Italy's far-right agriculture minister on Thursday said his government would not ratify an EU-Canada free trade deal, claiming it does not protect his country's farmers.
The European Union and Canada formally signed the Comprehensive Economic and Trade Agreement (CETA) in October 2016, at a time when anti-globalisation sentiment was on the rise in Europe.
The accord, which has yet to be ratified, eliminates 98 percent of tariffs between the EU and Canada.
Opponents to the accord from around Europe see it as a danger to health, democracy and the rule of law.
Farmers in Italy protested in 2017, demanding that the government refuse to ratify the pact.
CETA's supporters, however, see it as an extension of the global trade system that faces a threat from protectionist US President Donald Trump.
The global system has also come under attack from eurosceptics and anti-establishment parties like those swept to power in Italy in a March vote.
In an interview published in Italian daily La Stampa on Thursday, Agriculture Minister Gian Marco Centinaio said: "We will not ratify the free-trade agreement with Canada because it only protects a small part of our protected designation of origin (PDO) and protected geographical indication (PGI) produce."
He added: "We will ask parliament not to ratify this treaty or others similar to CETA."
Centinaio said the decision was covered in the joint government contract published by the populist coalition government made up of the anti-establishment Five Star Movement and the far-right League

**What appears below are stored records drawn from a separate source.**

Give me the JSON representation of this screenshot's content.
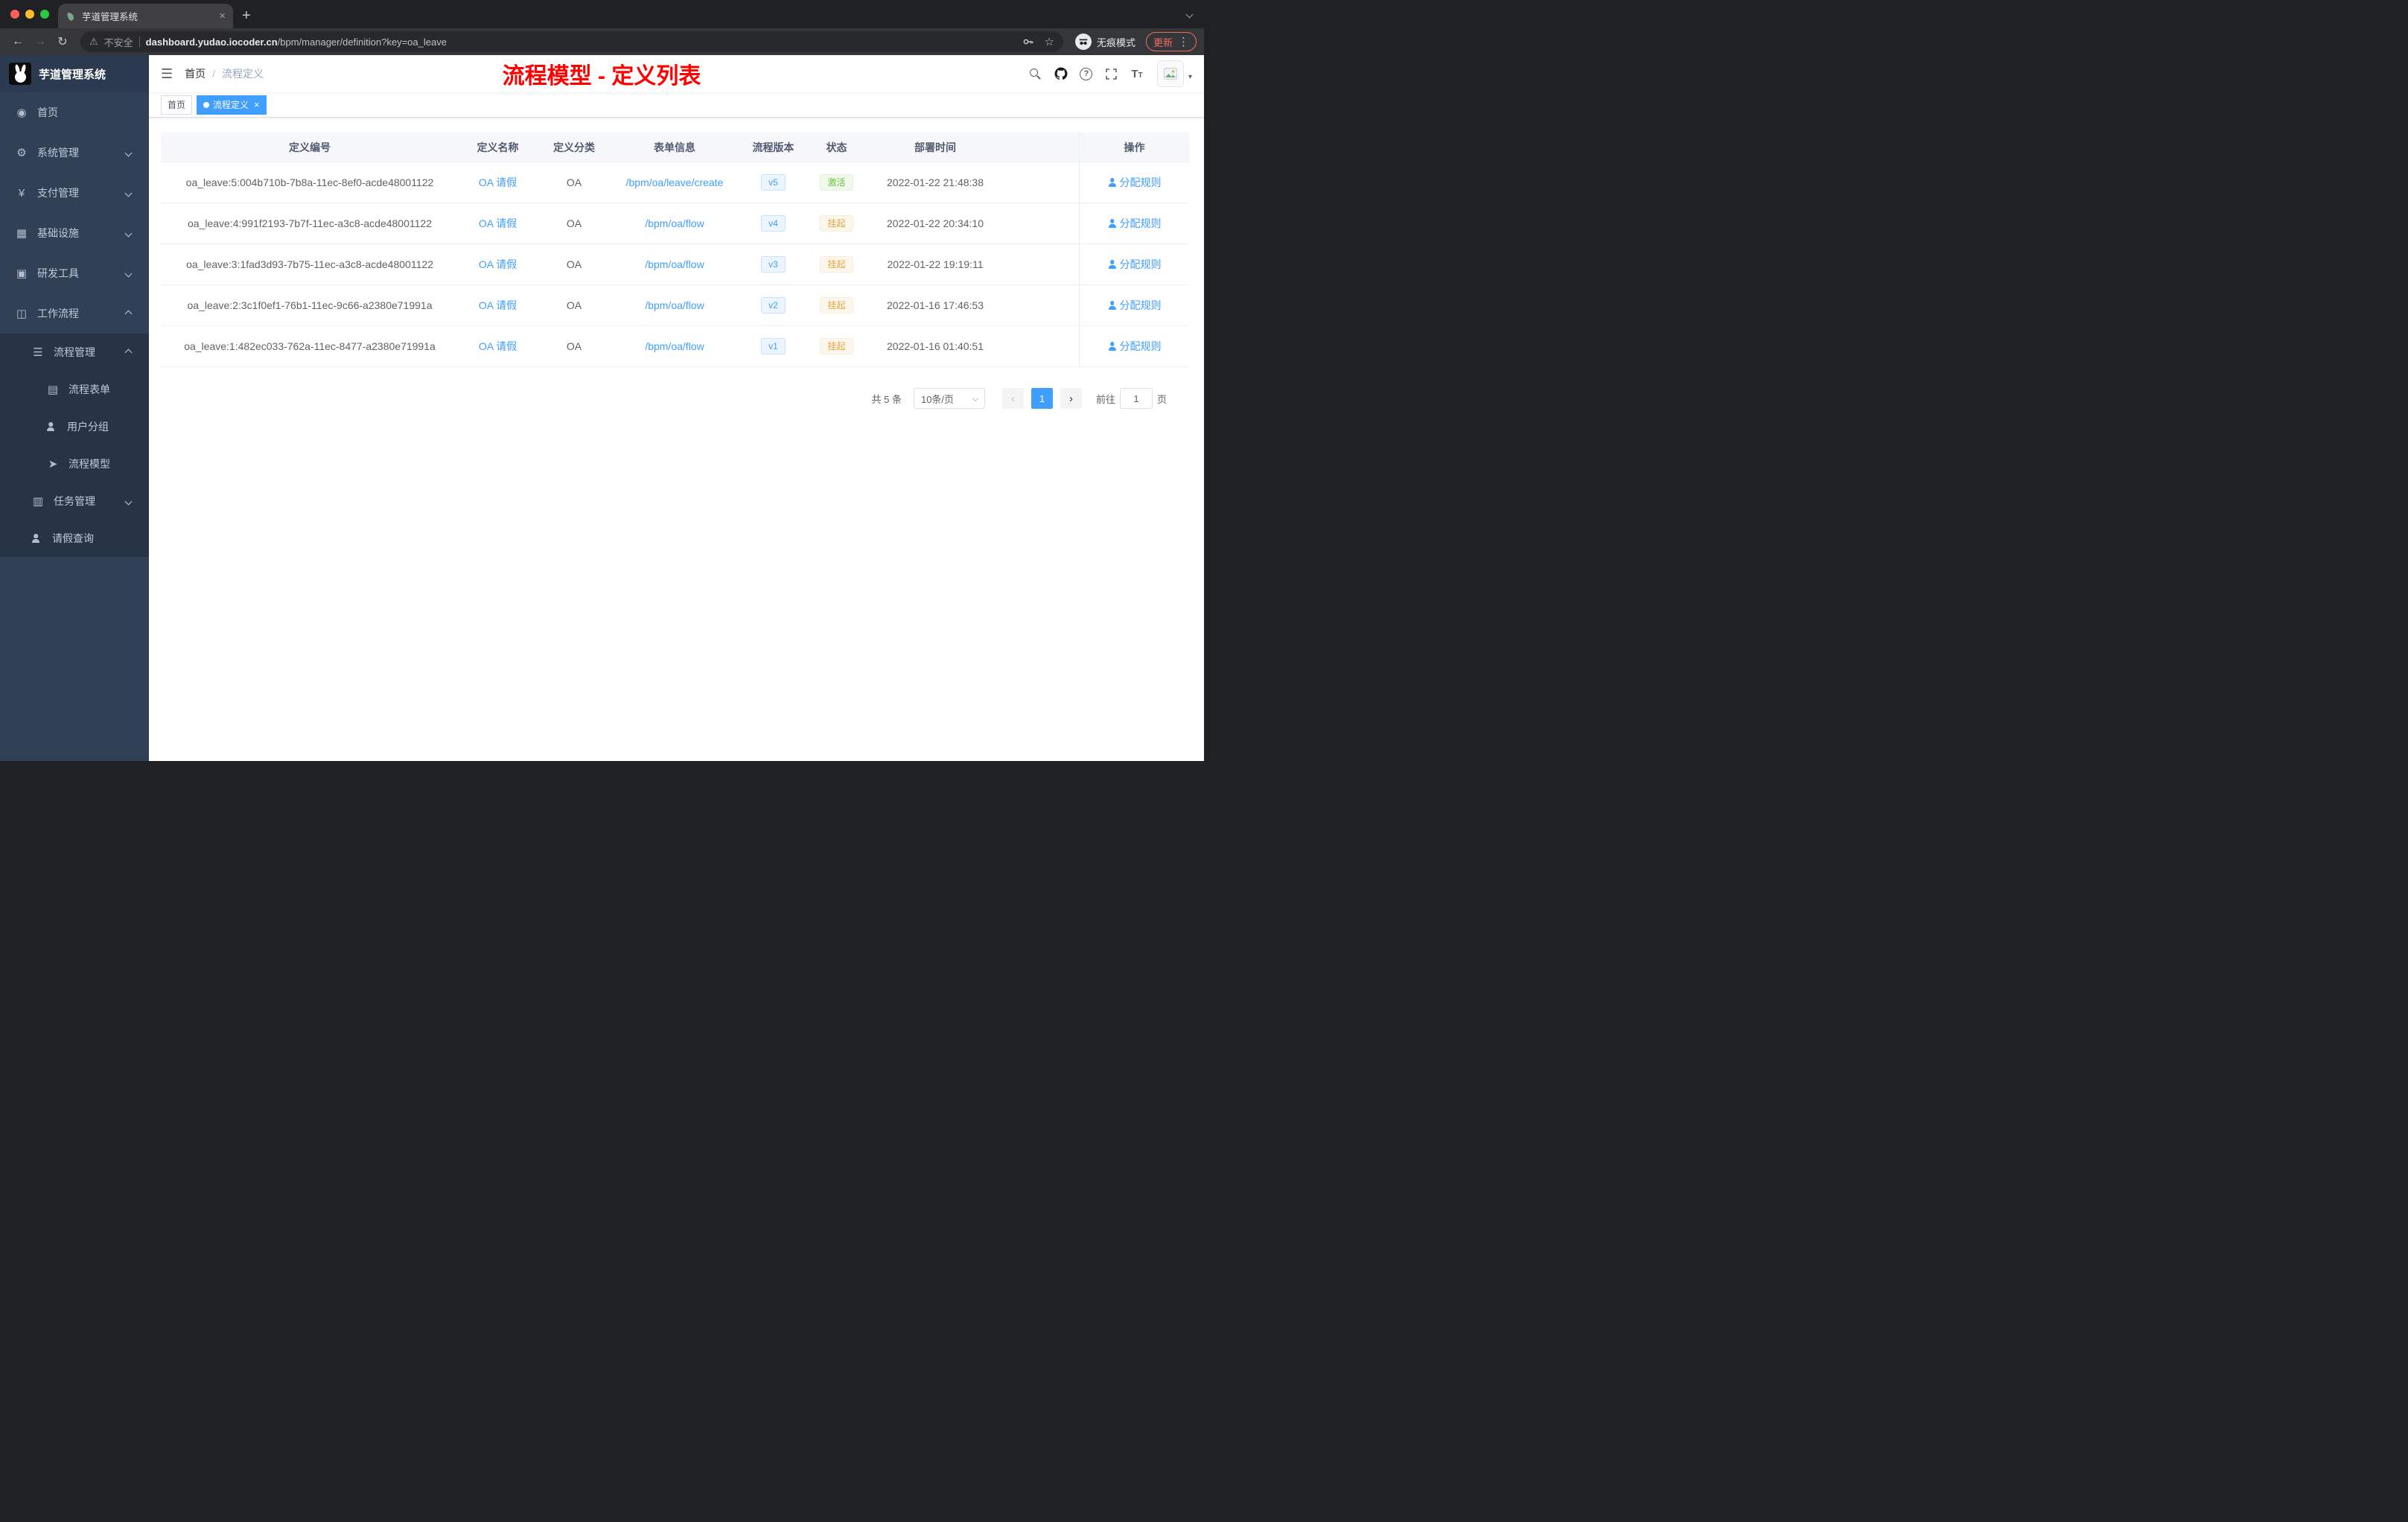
{
  "colors": {
    "accent": "#409eff",
    "success": "#67c23a",
    "warning": "#e6a23c",
    "title_red": "#ff0000"
  },
  "browser": {
    "tab_title": "芋道管理系统",
    "security_label": "不安全",
    "url_host": "dashboard.yudao.iocoder.cn",
    "url_path": "/bpm/manager/definition?key=oa_leave",
    "incognito_label": "无痕模式",
    "update_label": "更新"
  },
  "sidebar": {
    "logo_title": "芋道管理系统",
    "items": [
      {
        "label": "首页",
        "icon": "home",
        "level": 1
      },
      {
        "label": "系统管理",
        "icon": "gear",
        "level": 1,
        "chevron": "down"
      },
      {
        "label": "支付管理",
        "icon": "yen",
        "level": 1,
        "chevron": "down"
      },
      {
        "label": "基础设施",
        "icon": "infra",
        "level": 1,
        "chevron": "down"
      },
      {
        "label": "研发工具",
        "icon": "tools",
        "level": 1,
        "chevron": "down"
      },
      {
        "label": "工作流程",
        "icon": "workflow",
        "level": 1,
        "chevron": "up"
      },
      {
        "label": "流程管理",
        "icon": "process",
        "level": 2,
        "chevron": "up",
        "sub": true
      },
      {
        "label": "流程表单",
        "icon": "form",
        "level": 3,
        "sub": true
      },
      {
        "label": "用户分组",
        "icon": "person",
        "level": 3,
        "sub": true
      },
      {
        "label": "流程模型",
        "icon": "model",
        "level": 3,
        "sub": true
      },
      {
        "label": "任务管理",
        "icon": "task",
        "level": 2,
        "chevron": "down",
        "sub": true
      },
      {
        "label": "请假查询",
        "icon": "person",
        "level": 2,
        "sub": true
      }
    ]
  },
  "navbar": {
    "breadcrumb": {
      "home": "首页",
      "separator": "/",
      "current": "流程定义"
    },
    "page_title": "流程模型 - 定义列表"
  },
  "tags": [
    {
      "label": "首页",
      "active": false,
      "closable": false
    },
    {
      "label": "流程定义",
      "active": true,
      "closable": true
    }
  ],
  "table": {
    "columns": {
      "id": "定义编号",
      "name": "定义名称",
      "category": "定义分类",
      "form": "表单信息",
      "version": "流程版本",
      "status": "状态",
      "deploy_time": "部署时间",
      "action": "操作"
    },
    "rows": [
      {
        "id": "oa_leave:5:004b710b-7b8a-11ec-8ef0-acde48001122",
        "name": "OA 请假",
        "category": "OA",
        "form": "/bpm/oa/leave/create",
        "version": "v5",
        "status": "激活",
        "status_type": "success",
        "deploy_time": "2022-01-22 21:48:38",
        "action": "分配规则"
      },
      {
        "id": "oa_leave:4:991f2193-7b7f-11ec-a3c8-acde48001122",
        "name": "OA 请假",
        "category": "OA",
        "form": "/bpm/oa/flow",
        "version": "v4",
        "status": "挂起",
        "status_type": "warning",
        "deploy_time": "2022-01-22 20:34:10",
        "action": "分配规则"
      },
      {
        "id": "oa_leave:3:1fad3d93-7b75-11ec-a3c8-acde48001122",
        "name": "OA 请假",
        "category": "OA",
        "form": "/bpm/oa/flow",
        "version": "v3",
        "status": "挂起",
        "status_type": "warning",
        "deploy_time": "2022-01-22 19:19:11",
        "action": "分配规则"
      },
      {
        "id": "oa_leave:2:3c1f0ef1-76b1-11ec-9c66-a2380e71991a",
        "name": "OA 请假",
        "category": "OA",
        "form": "/bpm/oa/flow",
        "version": "v2",
        "status": "挂起",
        "status_type": "warning",
        "deploy_time": "2022-01-16 17:46:53",
        "action": "分配规则"
      },
      {
        "id": "oa_leave:1:482ec033-762a-11ec-8477-a2380e71991a",
        "name": "OA 请假",
        "category": "OA",
        "form": "/bpm/oa/flow",
        "version": "v1",
        "status": "挂起",
        "status_type": "warning",
        "deploy_time": "2022-01-16 01:40:51",
        "action": "分配规则"
      }
    ]
  },
  "pagination": {
    "total": "共 5 条",
    "page_size": "10条/页",
    "current_page": "1",
    "goto_label": "前往",
    "goto_value": "1",
    "goto_unit": "页"
  },
  "icons": {
    "home": "◉",
    "gear": "⚙",
    "yen": "¥",
    "infra": "▦",
    "tools": "▣",
    "workflow": "◫",
    "process": "☰",
    "form": "▤",
    "model": "➤",
    "task": "▥",
    "hamburger": "☰",
    "back": "←",
    "forward": "→",
    "reload": "↻",
    "warning": "⚠",
    "star": "☆",
    "more": "⋮",
    "plus": "+",
    "close": "×"
  }
}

Centinaio, a League member, said that his decision did not reflect just the nationalist position of his party, but that "doubts over this agreement are common among my European colleagues".